Tuesday, March 3, 2015

Circuit Court changes its mind in Occupy Wall Street protesters, dismissing case

Occupy Wall Street protesters who marched across the Brooklyn Bridge sued the police who arrested them for disorderly conduct. The protesters said the arrests were unwarranted because some officers actually invited them to cross the bridge. The Court of Appeals originally held that the plaintiffs could proceed with their case. The Court has now changed its mind and says the officers are entitled to qualified immunity.

The case is Doe v. Garcia, decided on February 24. The Occupy people had just about had it with the wealth disparity in America. So they launched a series of protests in NYC and elsewhere. In October 2011, thousands of them wanted to cross the bridge into Prospect Park in Brooklyn. As the marchers began to cross the bridge, an officer used a bullhorn to tell the protesters to get on the bridge's sidewalk. Plaintiffs alleged that the officers knew this directive was inaudible for most protesters. The plaintiffs also interpreted the officers' actions as inviting them to cross the bridge, especially since the officers at the roadway entrance did not tell them not to walk along the road and the officers instead turned away from the protesters and walked toward Brooklyn, seeming leading the protesters along.
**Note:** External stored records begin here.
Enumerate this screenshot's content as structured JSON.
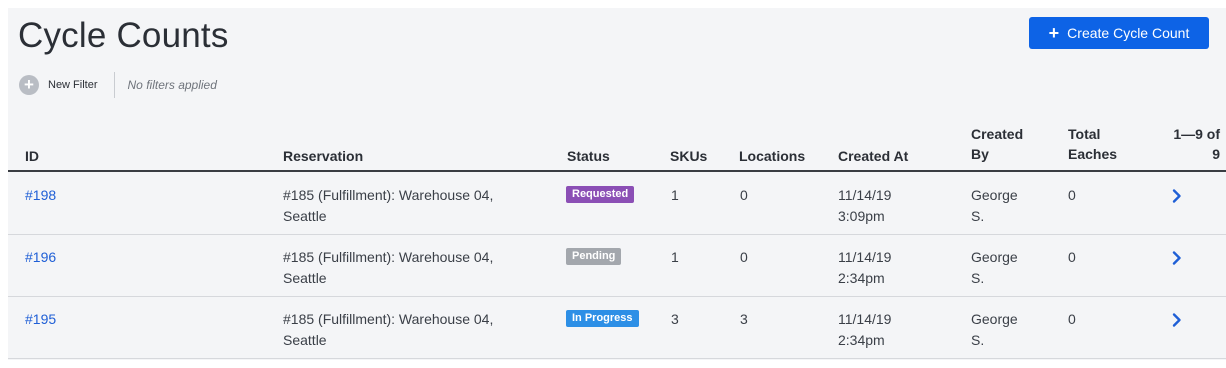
{
  "page": {
    "title": "Cycle Counts",
    "create_button": "Create Cycle Count"
  },
  "filters": {
    "new_filter_label": "New Filter",
    "status_text": "No filters applied"
  },
  "table": {
    "columns": {
      "id": "ID",
      "reservation": "Reservation",
      "status": "Status",
      "skus": "SKUs",
      "locations": "Locations",
      "created_at": "Created At",
      "created_by": "Created By",
      "total_eaches": "Total Eaches",
      "pagination": "1—9 of 9"
    },
    "rows": [
      {
        "id": "#198",
        "reservation": "#185 (Fulfillment): Warehouse 04, Seattle",
        "status": "Requested",
        "status_color": "#8b4fb5",
        "skus": "1",
        "locations": "0",
        "created_at": "11/14/19 3:09pm",
        "created_by": "George S.",
        "total_eaches": "0"
      },
      {
        "id": "#196",
        "reservation": "#185 (Fulfillment): Warehouse 04, Seattle",
        "status": "Pending",
        "status_color": "#a3a7ad",
        "skus": "1",
        "locations": "0",
        "created_at": "11/14/19 2:34pm",
        "created_by": "George S.",
        "total_eaches": "0"
      },
      {
        "id": "#195",
        "reservation": "#185 (Fulfillment): Warehouse 04, Seattle",
        "status": "In Progress",
        "status_color": "#2d8fe6",
        "skus": "3",
        "locations": "3",
        "created_at": "11/14/19 2:34pm",
        "created_by": "George S.",
        "total_eaches": "0"
      }
    ]
  },
  "colors": {
    "accent": "#0d63e6",
    "link": "#1f5fd6",
    "chevron": "#1f5fd6"
  }
}
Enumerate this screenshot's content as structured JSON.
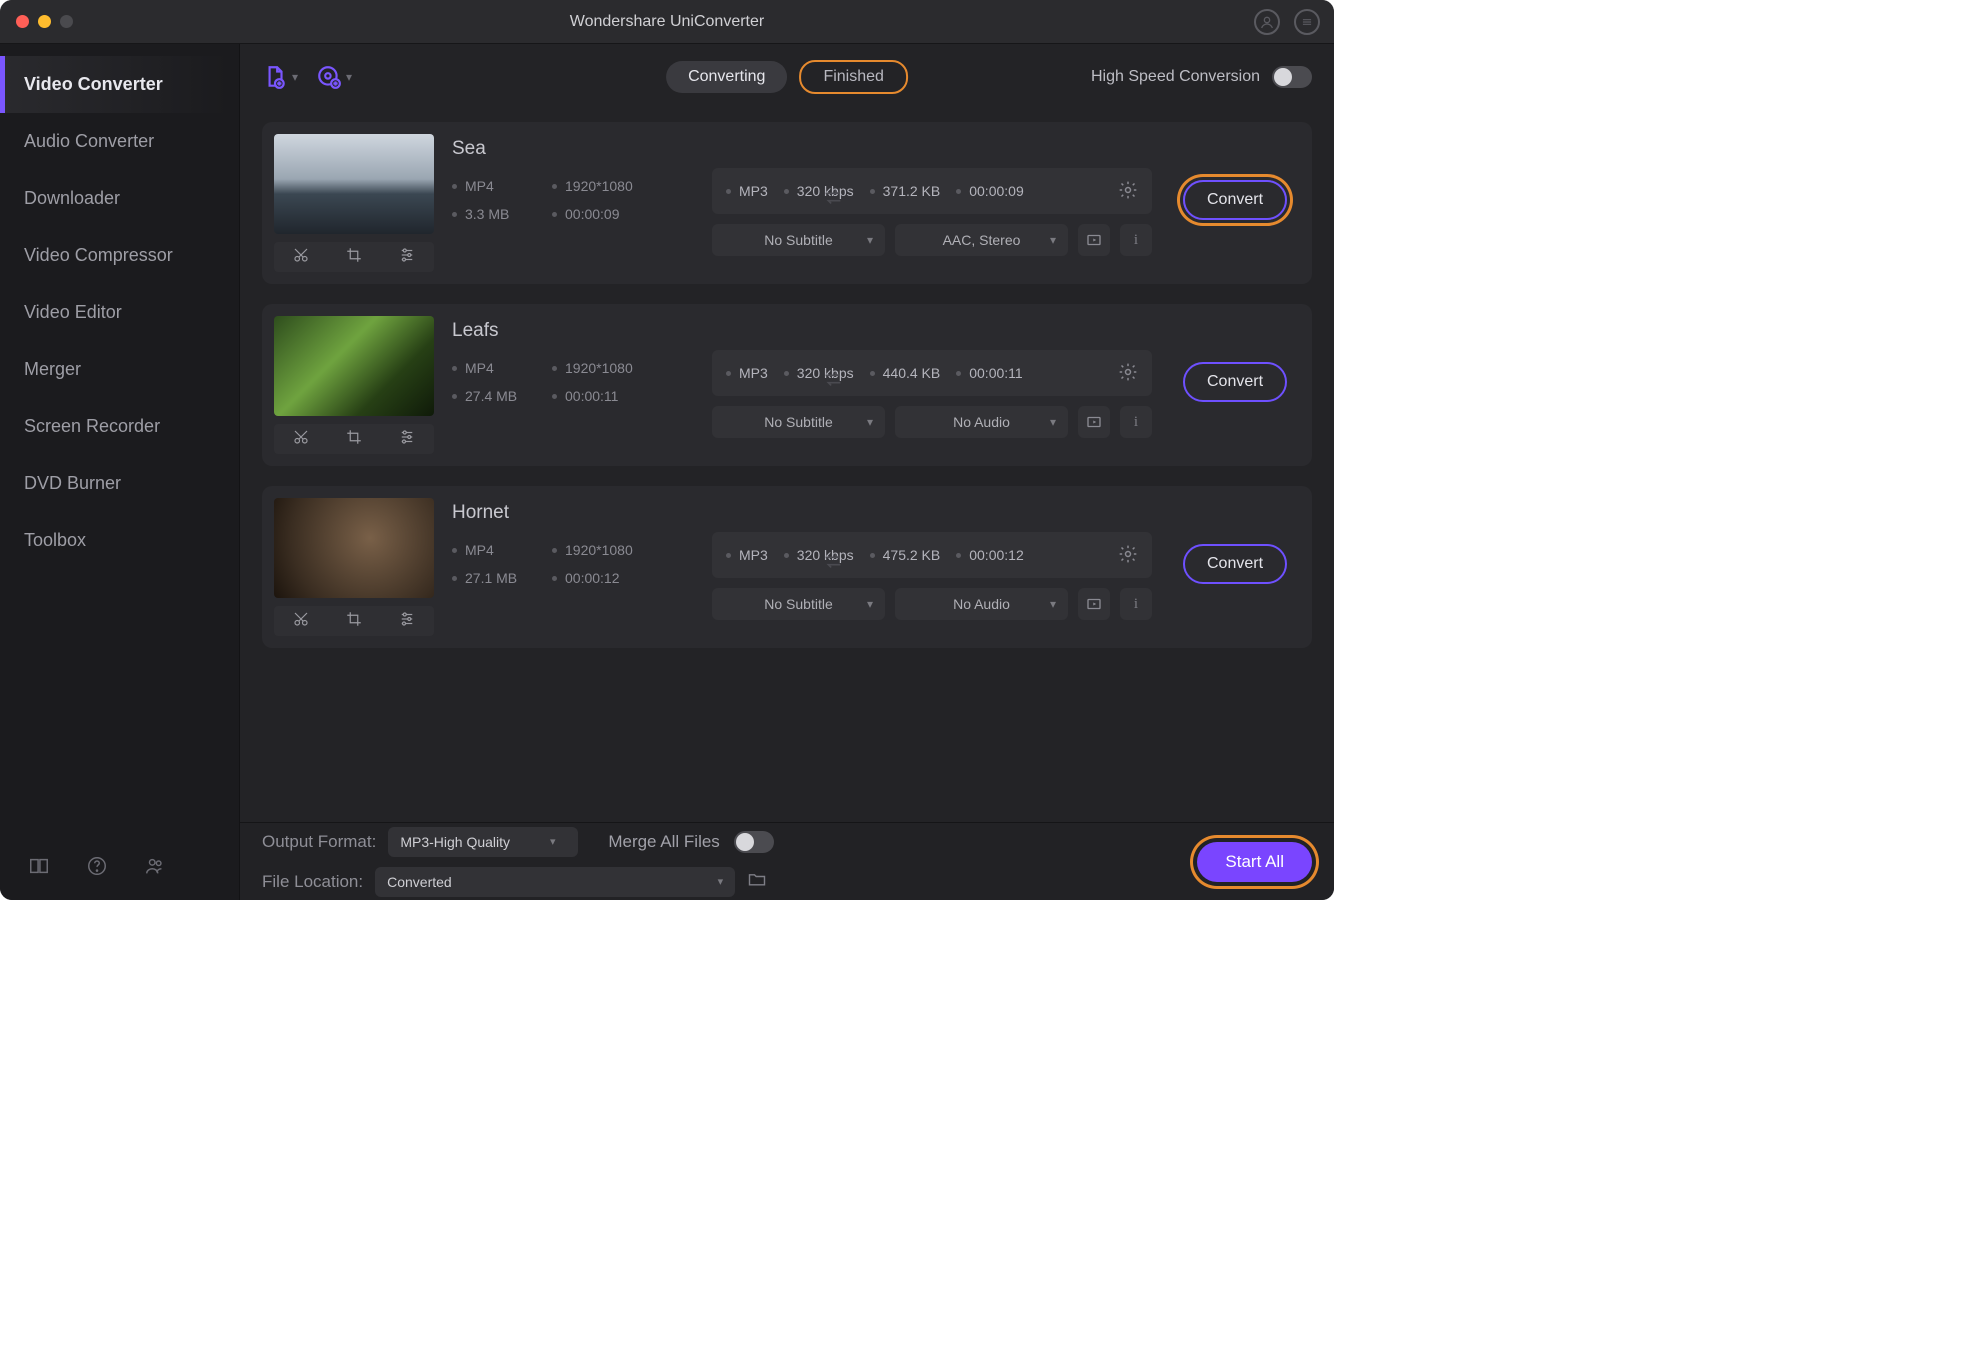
{
  "app": {
    "title": "Wondershare UniConverter"
  },
  "sidebar": {
    "items": [
      "Video Converter",
      "Audio Converter",
      "Downloader",
      "Video Compressor",
      "Video Editor",
      "Merger",
      "Screen Recorder",
      "DVD Burner",
      "Toolbox"
    ],
    "activeIndex": 0
  },
  "topbar": {
    "tab_converting": "Converting",
    "tab_finished": "Finished",
    "hsc_label": "High Speed Conversion"
  },
  "files": [
    {
      "name": "Sea",
      "src": {
        "fmt": "MP4",
        "res": "1920*1080",
        "size": "3.3 MB",
        "dur": "00:00:09"
      },
      "tgt": {
        "fmt": "MP3",
        "bitrate": "320 kbps",
        "size": "371.2 KB",
        "dur": "00:00:09"
      },
      "subtitle": "No Subtitle",
      "audio": "AAC, Stereo",
      "thumbClass": "sea",
      "highlight": true
    },
    {
      "name": "Leafs",
      "src": {
        "fmt": "MP4",
        "res": "1920*1080",
        "size": "27.4 MB",
        "dur": "00:00:11"
      },
      "tgt": {
        "fmt": "MP3",
        "bitrate": "320 kbps",
        "size": "440.4 KB",
        "dur": "00:00:11"
      },
      "subtitle": "No Subtitle",
      "audio": "No Audio",
      "thumbClass": "leafs",
      "highlight": false
    },
    {
      "name": "Hornet",
      "src": {
        "fmt": "MP4",
        "res": "1920*1080",
        "size": "27.1 MB",
        "dur": "00:00:12"
      },
      "tgt": {
        "fmt": "MP3",
        "bitrate": "320 kbps",
        "size": "475.2 KB",
        "dur": "00:00:12"
      },
      "subtitle": "No Subtitle",
      "audio": "No Audio",
      "thumbClass": "hornet",
      "highlight": false
    }
  ],
  "buttons": {
    "convert": "Convert",
    "startall": "Start All"
  },
  "footer": {
    "output_label": "Output Format:",
    "output_value": "MP3-High Quality",
    "location_label": "File Location:",
    "location_value": "Converted",
    "merge_label": "Merge All Files"
  }
}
Halfway across the bridge, an officer again announced that the protesters were risking a disorderly conduct arrest. While plaintiffs say this was also inaudible, the police began arresting them, more than 700 of 'em.

This case applies qualified immunity, which allows public officials to escape litigation if the law at the time was not clearly-established or they acted reasonably under the circumstances, even if in hindsight they technically broke the law. The officers get immunity here because it was a confusing situation. The Court of Appeals (Lynch, Calabresi and Livingston) conclude:

It cannot be said that the officers here disregarded known facts clearly establishing a defense. In the confused and boisterous situation confronting the officers, the police were aware that the demonstrators were blocking the roadway in violation of [the disorderly conduct law]. They were also certainly aware that no official had expressly authorized the protesters to cross the Bridge via the roadway. To the contrary, the officers would have known that a police official had attempted to advise the protestors through a bullhorn that they were required to disperse. While reasonable officers might perhaps have recognized that much or most of the crowd would be unable to hear the warning due to the noise created by the chanting protesters, it was also apparent that the front rank of demonstrators who presumably were able to hear exhibited no signs of dispersing. The Complaint and videotapes are devoid of any evidence that any police officer made any gesture or spoke any word that unambiguously authorized the protesters to continue to block traffic, and indeed the Complaint does not allege that any of the plaintiffs observed any such gesture.
Plaintiffs argued that the officers knew the arrests were improper because they did not stop them from advancing onto the roadway and then turned and walked toward Brooklyn, implicitly allowing them to proceed. This argument carried the day back in August 2014, when plaintiffs won this appeal. Now that the Court of Appeals has changed its mind, this argument fails. 

The essential flaw in plaintiffs’ logic, and in that of the prior panel opinion, is the extent to which it requires police officers to engage in an essentially speculative inquiry into the potential state of mind of (at least some of) the demonstrators. Neither the law of probable cause nor the law of qualified immunity requires such speculation. Whether or not a suspect ultimately turns out to have a defense, or even whether a reasonable officer might have some idea that such a defense could exist, is not the question. ...The most that is plausibly alleged by the Complaint and the supporting materials is that the police, having already permitted some minor traffic violations along the marchers’ route, and after first attempting to block the protesters from obstructing the vehicular roadway, retreated before the demonstrators in a way that some of the demonstrators may have interpreted as affirmatively permitting their advance. Whether or not such an interpretation was reasonable on their part, it cannot be said that the police’s behavior was anything more than – at best for plaintiffs – ambiguous, or that a reasonable officer would necessarily have understood that the demonstrators would reasonably interpret the retreat as permission to use the roadway.

1 comment:

Anonymous said...

I get the impression that there are so many legal decisions being made that impact the legal system that it is impossible to keep track of it all.